#### Problem description:
With the pictures removed, write out the data below exactly.

#### Excerpts from an interface dataset:
——
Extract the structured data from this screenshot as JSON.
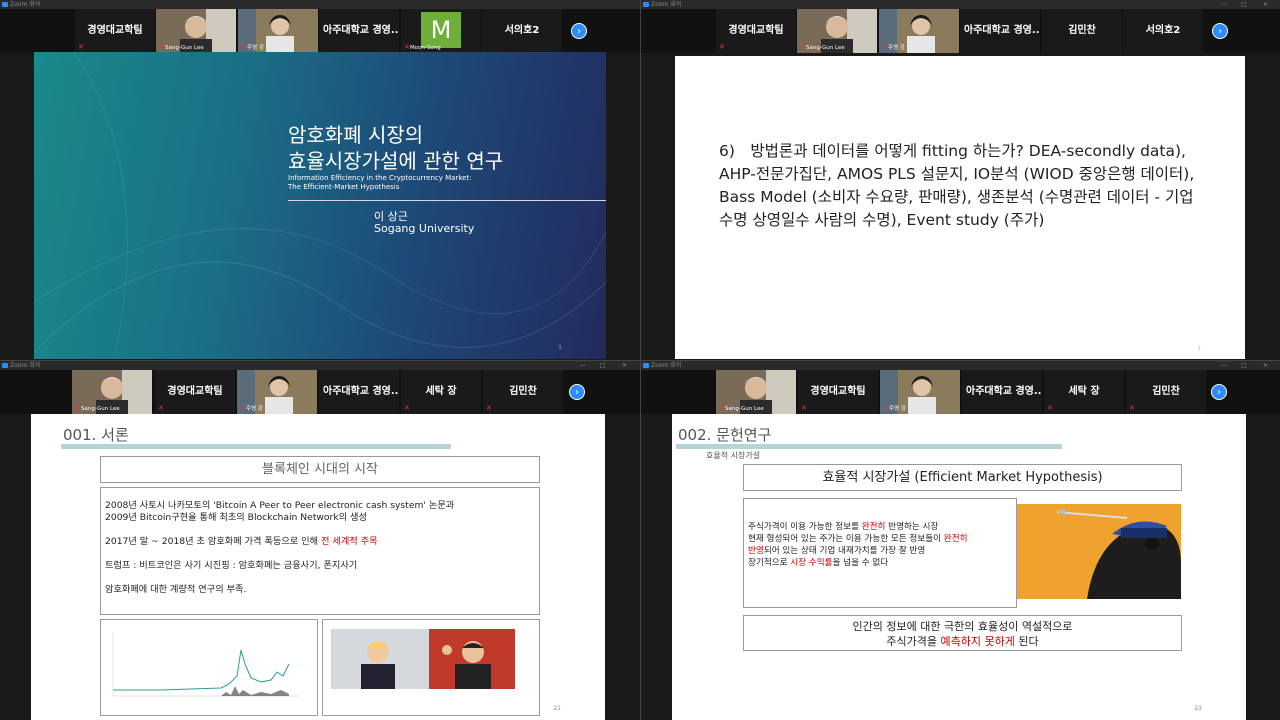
{
  "window_title": "Zoom 회의",
  "strips": {
    "q1": [
      {
        "label": "경영대교학팀"
      },
      {
        "label": "",
        "name": "Sang-Gun Lee"
      },
      {
        "label": "",
        "name": "주영 강"
      },
      {
        "label": "아주대학교 경영..."
      },
      {
        "label": "M",
        "name": "Moon-Song"
      },
      {
        "label": "서의호2"
      }
    ],
    "q2": [
      {
        "label": "경영대교학팀"
      },
      {
        "label": "",
        "name": "Sang-Gun Lee"
      },
      {
        "label": "",
        "name": "주영 강"
      },
      {
        "label": "아주대학교 경영..."
      },
      {
        "label": "김민찬"
      },
      {
        "label": "서의호2"
      }
    ],
    "q3": [
      {
        "label": "",
        "name": "Sang-Gun Lee"
      },
      {
        "label": "경영대교학팀"
      },
      {
        "label": "",
        "name": "주영 강"
      },
      {
        "label": "아주대학교 경영..."
      },
      {
        "label": "세탁 장"
      },
      {
        "label": "김민찬"
      }
    ],
    "q4": [
      {
        "label": "",
        "name": "Sang-Gun Lee"
      },
      {
        "label": "경영대교학팀"
      },
      {
        "label": "",
        "name": "주영 강"
      },
      {
        "label": "아주대학교 경영..."
      },
      {
        "label": "세탁 장"
      },
      {
        "label": "김민찬"
      }
    ]
  },
  "next_icon": "›",
  "slide1": {
    "title_line1": "암호화폐 시장의",
    "title_line2": "효율시장가설에 관한 연구",
    "subtitle_line1": "Information Efficiency in the Cryptocurrency Market:",
    "subtitle_line2": "The Efficient-Market Hypothesis",
    "author": "이 상근",
    "affiliation": "Sogang University",
    "page": "1"
  },
  "slide2": {
    "body": "6)　방법론과 데이터를 어떻게 fitting 하는가? DEA-secondly data), AHP-전문가집단, AMOS PLS 설문지, IO분석 (WIOD 중앙은행 데이터), Bass Model (소비자 수요량, 판매량), 생존분석 (수명관련 데이터 - 기업수명 상영일수 사람의 수명), Event study (주가)",
    "page": "7"
  },
  "slide3": {
    "heading": "001. 서론",
    "box_title": "블록체인 시대의 시작",
    "p1a": "2008년 사토시 나카모토의 'Bitcoin A Peer to Peer electronic cash system' 논문과",
    "p1b": "2009년 Bitcoin구현을 통해 최초의 Blockchain Network의 생성",
    "p2a": "2017년 말 ~ 2018년 초 암호화폐 가격 폭등으로 인해 ",
    "p2b": "전 세계적 주목",
    "p3": "트럼프 : 비트코인은 사기 시진핑 : 암호화폐는 금융사기, 폰지사기",
    "p4": "암호화폐에 대한 계량적 연구의 부족.",
    "page": "21"
  },
  "slide4": {
    "heading": "002. 문헌연구",
    "subheading": "효율적 시장가설",
    "box_title": "효율적 시장가설 (Efficient Market Hypothesis)",
    "l1a": "주식가격이 이용 가능한 정보를 ",
    "l1b": "완전히",
    "l1c": " 반영하는 시장",
    "l2a": "현재 형성되어 있는 주가는 이용 가능한 모든 정보들이 ",
    "l2b": "완전히",
    "l3a": "반영",
    "l3b": "되어 있는 상태 기업 내재가치를 가장 잘 반영",
    "l4a": "장기적으로 ",
    "l4b": "시장 수익률",
    "l4c": "을 넘을 수 없다",
    "c1": "인간의 정보에 대한 극한의 효율성이 역설적으로",
    "c2a": "주식가격을 ",
    "c2b": "예측하지 못하게",
    "c2c": " 된다",
    "page": "23"
  },
  "colors": {
    "zoom_blue": "#2d8cff",
    "active_speaker": "#a8e23b",
    "emphasis_red": "#c00000",
    "slide1_gradient_start": "#1a8a8a",
    "slide1_gradient_end": "#232a5e"
  }
}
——
#### Answer box:
Extract the structured data from this screenshot as JSON.
{
  "window_title": "Zoom 회의",
  "strips": {
    "q1": [
      {
        "label": "경영대교학팀"
      },
      {
        "label": "",
        "name": "Sang-Gun Lee"
      },
      {
        "label": "",
        "name": "주영 강"
      },
      {
        "label": "아주대학교 경영..."
      },
      {
        "label": "M",
        "name": "Moon-Song"
      },
      {
        "label": "서의호2"
      }
    ],
    "q2": [
      {
        "label": "경영대교학팀"
      },
      {
        "label": "",
        "name": "Sang-Gun Lee"
      },
      {
        "label": "",
        "name": "주영 강"
      },
      {
        "label": "아주대학교 경영..."
      },
      {
        "label": "김민찬"
      },
      {
        "label": "서의호2"
      }
    ],
    "q3": [
      {
        "label": "",
        "name": "Sang-Gun Lee"
      },
      {
        "label": "경영대교학팀"
      },
      {
        "label": "",
        "name": "주영 강"
      },
      {
        "label": "아주대학교 경영..."
      },
      {
        "label": "세탁 장"
      },
      {
        "label": "김민찬"
      }
    ],
    "q4": [
      {
        "label": "",
        "name": "Sang-Gun Lee"
      },
      {
        "label": "경영대교학팀"
      },
      {
        "label": "",
        "name": "주영 강"
      },
      {
        "label": "아주대학교 경영..."
      },
      {
        "label": "세탁 장"
      },
      {
        "label": "김민찬"
      }
    ]
  },
  "next_icon": "›",
  "slide1": {
    "title_line1": "암호화폐 시장의",
    "title_line2": "효율시장가설에 관한 연구",
    "subtitle_line1": "Information Efficiency in the Cryptocurrency Market:",
    "subtitle_line2": "The Efficient-Market Hypothesis",
    "author": "이 상근",
    "affiliation": "Sogang University",
    "page": "1"
  },
  "slide2": {
    "body": "6)　방법론과 데이터를 어떻게 fitting 하는가? DEA-secondly data), AHP-전문가집단, AMOS PLS 설문지, IO분석 (WIOD 중앙은행 데이터), Bass Model (소비자 수요량, 판매량), 생존분석 (수명관련 데이터 - 기업수명 상영일수 사람의 수명), Event study (주가)",
    "page": "7"
  },
  "slide3": {
    "heading": "001. 서론",
    "box_title": "블록체인 시대의 시작",
    "p1a": "2008년 사토시 나카모토의 'Bitcoin A Peer to Peer electronic cash system' 논문과",
    "p1b": "2009년 Bitcoin구현을 통해 최초의 Blockchain Network의 생성",
    "p2a": "2017년 말 ~ 2018년 초 암호화폐 가격 폭등으로 인해 ",
    "p2b": "전 세계적 주목",
    "p3": "트럼프 : 비트코인은 사기 시진핑 : 암호화폐는 금융사기, 폰지사기",
    "p4": "암호화폐에 대한 계량적 연구의 부족.",
    "page": "21"
  },
  "slide4": {
    "heading": "002. 문헌연구",
    "subheading": "효율적 시장가설",
    "box_title": "효율적 시장가설 (Efficient Market Hypothesis)",
    "l1a": "주식가격이 이용 가능한 정보를 ",
    "l1b": "완전히",
    "l1c": " 반영하는 시장",
    "l2a": "현재 형성되어 있는 주가는 이용 가능한 모든 정보들이 ",
    "l2b": "완전히",
    "l3a": "반영",
    "l3b": "되어 있는 상태 기업 내재가치를 가장 잘 반영",
    "l4a": "장기적으로 ",
    "l4b": "시장 수익률",
    "l4c": "을 넘을 수 없다",
    "c1": "인간의 정보에 대한 극한의 효율성이 역설적으로",
    "c2a": "주식가격을 ",
    "c2b": "예측하지 못하게",
    "c2c": " 된다",
    "page": "23"
  },
  "colors": {
    "zoom_blue": "#2d8cff",
    "active_speaker": "#a8e23b",
    "emphasis_red": "#c00000",
    "slide1_gradient_start": "#1a8a8a",
    "slide1_gradient_end": "#232a5e"
  }
}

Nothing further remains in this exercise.